Rolando A. Castillo | Tampa, FL United States | 07/24/2002
(5 out of 5 stars)
"After searching for this CD for almost 5 years, I was fortunate enough to locate a copy. It was worth the time and effort. Ms. Wiedlin really hit the ground running with eleven songs that displays each facet of her talent. It's all there: from the longing sorrow of "Blue Kiss" to the playfulness of "East Meets West" and "Somebody's Going To Get Into This House" to the hard-driving (and wonderfully danceable) rhythm of "Where We Can Go" this CD does not disappoint. If I had to choose one song on this CD as my favorite it would have to be "My Traveling Heart." In her greatest hits compilation, Ms. Wiedlin noted how she wrote the song to 'describe my ambivalent feelings about leaving the Go-Go's.' It is truly a magnificent anthem to describe that feeling we all get when we know it's time to move on, whether it's leaving a relationship, a job, or the town you've lived in all your life. Bottom line - if you ever find a copy (or our prayers are answered and this CD is reissued), don't hesitate for a second -- buy! Buy!"
Proof that dynamite comes in small packages
LA's Rock Pile | NLR, AR USA | 10/28/2009
(5 out of 5 stars)

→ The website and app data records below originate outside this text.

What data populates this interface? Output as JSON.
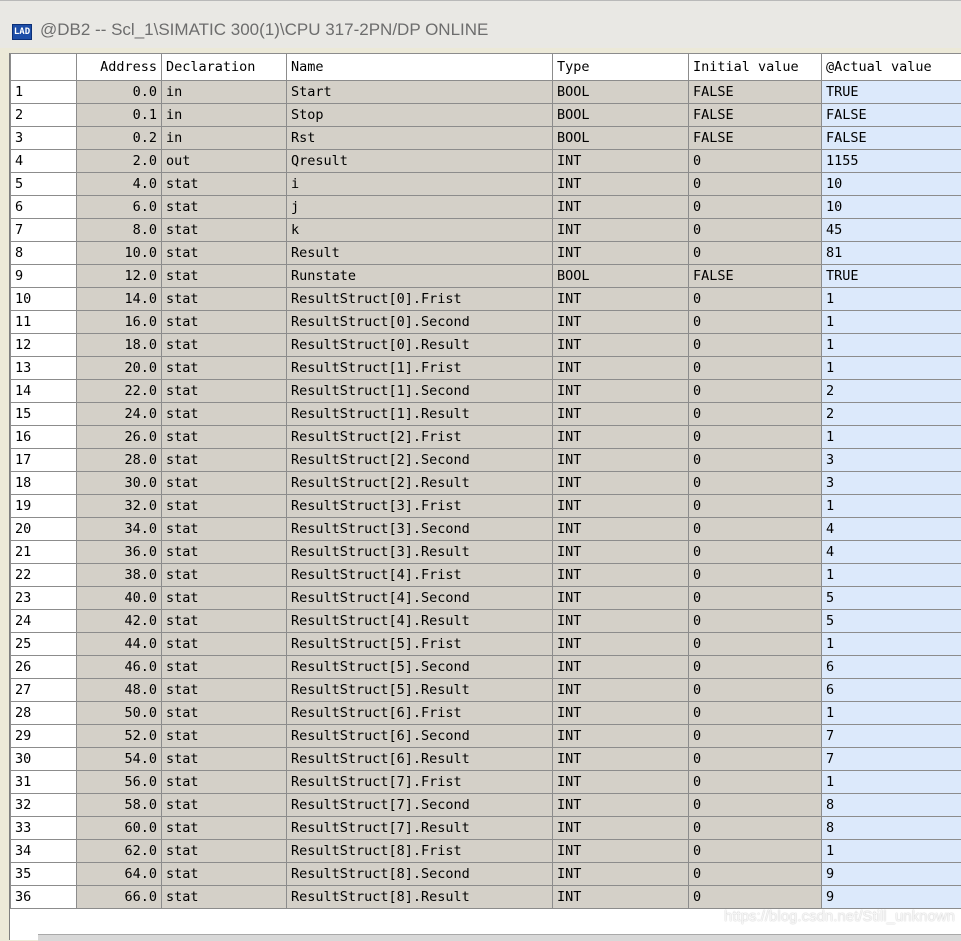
{
  "window": {
    "icon": "table-editor-icon",
    "title": "@DB2 -- Scl_1\\SIMATIC 300(1)\\CPU 317-2PN/DP  ONLINE"
  },
  "columns": [
    "",
    "Address",
    "Declaration",
    "Name",
    "Type",
    "Initial value",
    "@Actual value"
  ],
  "rows": [
    [
      "1",
      "0.0",
      "in",
      "Start",
      "BOOL",
      "FALSE",
      "TRUE"
    ],
    [
      "2",
      "0.1",
      "in",
      "Stop",
      "BOOL",
      "FALSE",
      "FALSE"
    ],
    [
      "3",
      "0.2",
      "in",
      "Rst",
      "BOOL",
      "FALSE",
      "FALSE"
    ],
    [
      "4",
      "2.0",
      "out",
      "Qresult",
      "INT",
      "0",
      "1155"
    ],
    [
      "5",
      "4.0",
      "stat",
      "i",
      "INT",
      "0",
      "10"
    ],
    [
      "6",
      "6.0",
      "stat",
      "j",
      "INT",
      "0",
      "10"
    ],
    [
      "7",
      "8.0",
      "stat",
      "k",
      "INT",
      "0",
      "45"
    ],
    [
      "8",
      "10.0",
      "stat",
      "Result",
      "INT",
      "0",
      "81"
    ],
    [
      "9",
      "12.0",
      "stat",
      "Runstate",
      "BOOL",
      "FALSE",
      "TRUE"
    ],
    [
      "10",
      "14.0",
      "stat",
      "ResultStruct[0].Frist",
      "INT",
      "0",
      "1"
    ],
    [
      "11",
      "16.0",
      "stat",
      "ResultStruct[0].Second",
      "INT",
      "0",
      "1"
    ],
    [
      "12",
      "18.0",
      "stat",
      "ResultStruct[0].Result",
      "INT",
      "0",
      "1"
    ],
    [
      "13",
      "20.0",
      "stat",
      "ResultStruct[1].Frist",
      "INT",
      "0",
      "1"
    ],
    [
      "14",
      "22.0",
      "stat",
      "ResultStruct[1].Second",
      "INT",
      "0",
      "2"
    ],
    [
      "15",
      "24.0",
      "stat",
      "ResultStruct[1].Result",
      "INT",
      "0",
      "2"
    ],
    [
      "16",
      "26.0",
      "stat",
      "ResultStruct[2].Frist",
      "INT",
      "0",
      "1"
    ],
    [
      "17",
      "28.0",
      "stat",
      "ResultStruct[2].Second",
      "INT",
      "0",
      "3"
    ],
    [
      "18",
      "30.0",
      "stat",
      "ResultStruct[2].Result",
      "INT",
      "0",
      "3"
    ],
    [
      "19",
      "32.0",
      "stat",
      "ResultStruct[3].Frist",
      "INT",
      "0",
      "1"
    ],
    [
      "20",
      "34.0",
      "stat",
      "ResultStruct[3].Second",
      "INT",
      "0",
      "4"
    ],
    [
      "21",
      "36.0",
      "stat",
      "ResultStruct[3].Result",
      "INT",
      "0",
      "4"
    ],
    [
      "22",
      "38.0",
      "stat",
      "ResultStruct[4].Frist",
      "INT",
      "0",
      "1"
    ],
    [
      "23",
      "40.0",
      "stat",
      "ResultStruct[4].Second",
      "INT",
      "0",
      "5"
    ],
    [
      "24",
      "42.0",
      "stat",
      "ResultStruct[4].Result",
      "INT",
      "0",
      "5"
    ],
    [
      "25",
      "44.0",
      "stat",
      "ResultStruct[5].Frist",
      "INT",
      "0",
      "1"
    ],
    [
      "26",
      "46.0",
      "stat",
      "ResultStruct[5].Second",
      "INT",
      "0",
      "6"
    ],
    [
      "27",
      "48.0",
      "stat",
      "ResultStruct[5].Result",
      "INT",
      "0",
      "6"
    ],
    [
      "28",
      "50.0",
      "stat",
      "ResultStruct[6].Frist",
      "INT",
      "0",
      "1"
    ],
    [
      "29",
      "52.0",
      "stat",
      "ResultStruct[6].Second",
      "INT",
      "0",
      "7"
    ],
    [
      "30",
      "54.0",
      "stat",
      "ResultStruct[6].Result",
      "INT",
      "0",
      "7"
    ],
    [
      "31",
      "56.0",
      "stat",
      "ResultStruct[7].Frist",
      "INT",
      "0",
      "1"
    ],
    [
      "32",
      "58.0",
      "stat",
      "ResultStruct[7].Second",
      "INT",
      "0",
      "8"
    ],
    [
      "33",
      "60.0",
      "stat",
      "ResultStruct[7].Result",
      "INT",
      "0",
      "8"
    ],
    [
      "34",
      "62.0",
      "stat",
      "ResultStruct[8].Frist",
      "INT",
      "0",
      "1"
    ],
    [
      "35",
      "64.0",
      "stat",
      "ResultStruct[8].Second",
      "INT",
      "0",
      "9"
    ],
    [
      "36",
      "66.0",
      "stat",
      "ResultStruct[8].Result",
      "INT",
      "0",
      "9"
    ]
  ],
  "watermark": "https://blog.csdn.net/Still_unknown",
  "colors": {
    "static_cell": "#d4d0c8",
    "actual_cell": "#dce9fb",
    "grid_line": "#8c8c8c"
  }
}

"This has everything the later record "Tangled" did not have. Energy, passion, creativity, uniqueness. Some of it haunting as in "Forever" and "Hundred Years of Solitude" some if it pop "Blue Kiss", some high energy like "Where We Can Go", "I Will Wait for You", some humorous: "East Meets West", some.....well, you get the idea. I bought this in vinyl when it came out in 1985 (that long ago?) and listened through my later college years on homemade tape, and finally have the CD version that will last to the end of my days. I think this is the best of her efforts and although politically, Jane and I would mix like fire and gasoline, I nonetheless acknowledge I am intrigued by her style, sound (remember keyboards and saxophones?) , and energy that personifies the 1980's, when music to me, was a lot more fun."